(RECORDS SHOWN):
■ ■ ■ ■ ■
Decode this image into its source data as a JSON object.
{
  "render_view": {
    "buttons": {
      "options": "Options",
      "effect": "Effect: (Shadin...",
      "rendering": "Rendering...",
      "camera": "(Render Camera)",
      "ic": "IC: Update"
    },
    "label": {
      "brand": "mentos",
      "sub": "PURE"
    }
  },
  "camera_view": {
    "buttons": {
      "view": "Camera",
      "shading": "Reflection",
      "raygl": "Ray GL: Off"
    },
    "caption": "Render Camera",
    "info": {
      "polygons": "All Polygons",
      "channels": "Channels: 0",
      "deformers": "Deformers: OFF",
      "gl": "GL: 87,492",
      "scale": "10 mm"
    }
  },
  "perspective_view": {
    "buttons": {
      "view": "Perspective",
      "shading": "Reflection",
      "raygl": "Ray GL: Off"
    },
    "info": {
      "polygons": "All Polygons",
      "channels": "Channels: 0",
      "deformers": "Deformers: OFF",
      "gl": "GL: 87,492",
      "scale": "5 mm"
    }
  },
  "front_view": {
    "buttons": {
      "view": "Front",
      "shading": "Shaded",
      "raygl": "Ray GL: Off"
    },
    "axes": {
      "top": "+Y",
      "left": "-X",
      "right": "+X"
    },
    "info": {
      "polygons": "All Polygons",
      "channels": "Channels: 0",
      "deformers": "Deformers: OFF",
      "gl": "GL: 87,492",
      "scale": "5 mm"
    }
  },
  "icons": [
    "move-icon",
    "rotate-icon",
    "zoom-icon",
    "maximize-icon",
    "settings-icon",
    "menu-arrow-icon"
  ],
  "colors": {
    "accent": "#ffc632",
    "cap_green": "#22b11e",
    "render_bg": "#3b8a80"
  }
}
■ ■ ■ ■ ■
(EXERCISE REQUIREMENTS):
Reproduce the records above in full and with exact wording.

(WORKED SOLUTION):
Decode this image into its source data as a JSON object.
{
  "render_view": {
    "buttons": {
      "options": "Options",
      "effect": "Effect: (Shadin...",
      "rendering": "Rendering...",
      "camera": "(Render Camera)",
      "ic": "IC: Update"
    },
    "label": {
      "brand": "mentos",
      "sub": "PURE"
    }
  },
  "camera_view": {
    "buttons": {
      "view": "Camera",
      "shading": "Reflection",
      "raygl": "Ray GL: Off"
    },
    "caption": "Render Camera",
    "info": {
      "polygons": "All Polygons",
      "channels": "Channels: 0",
      "deformers": "Deformers: OFF",
      "gl": "GL: 87,492",
      "scale": "10 mm"
    }
  },
  "perspective_view": {
    "buttons": {
      "view": "Perspective",
      "shading": "Reflection",
      "raygl": "Ray GL: Off"
    },
    "info": {
      "polygons": "All Polygons",
      "channels": "Channels: 0",
      "deformers": "Deformers: OFF",
      "gl": "GL: 87,492",
      "scale": "5 mm"
    }
  },
  "front_view": {
    "buttons": {
      "view": "Front",
      "shading": "Shaded",
      "raygl": "Ray GL: Off"
    },
    "axes": {
      "top": "+Y",
      "left": "-X",
      "right": "+X"
    },
    "info": {
      "polygons": "All Polygons",
      "channels": "Channels: 0",
      "deformers": "Deformers: OFF",
      "gl": "GL: 87,492",
      "scale": "5 mm"
    }
  },
  "icons": [
    "move-icon",
    "rotate-icon",
    "zoom-icon",
    "maximize-icon",
    "settings-icon",
    "menu-arrow-icon"
  ],
  "colors": {
    "accent": "#ffc632",
    "cap_green": "#22b11e",
    "render_bg": "#3b8a80"
  }
}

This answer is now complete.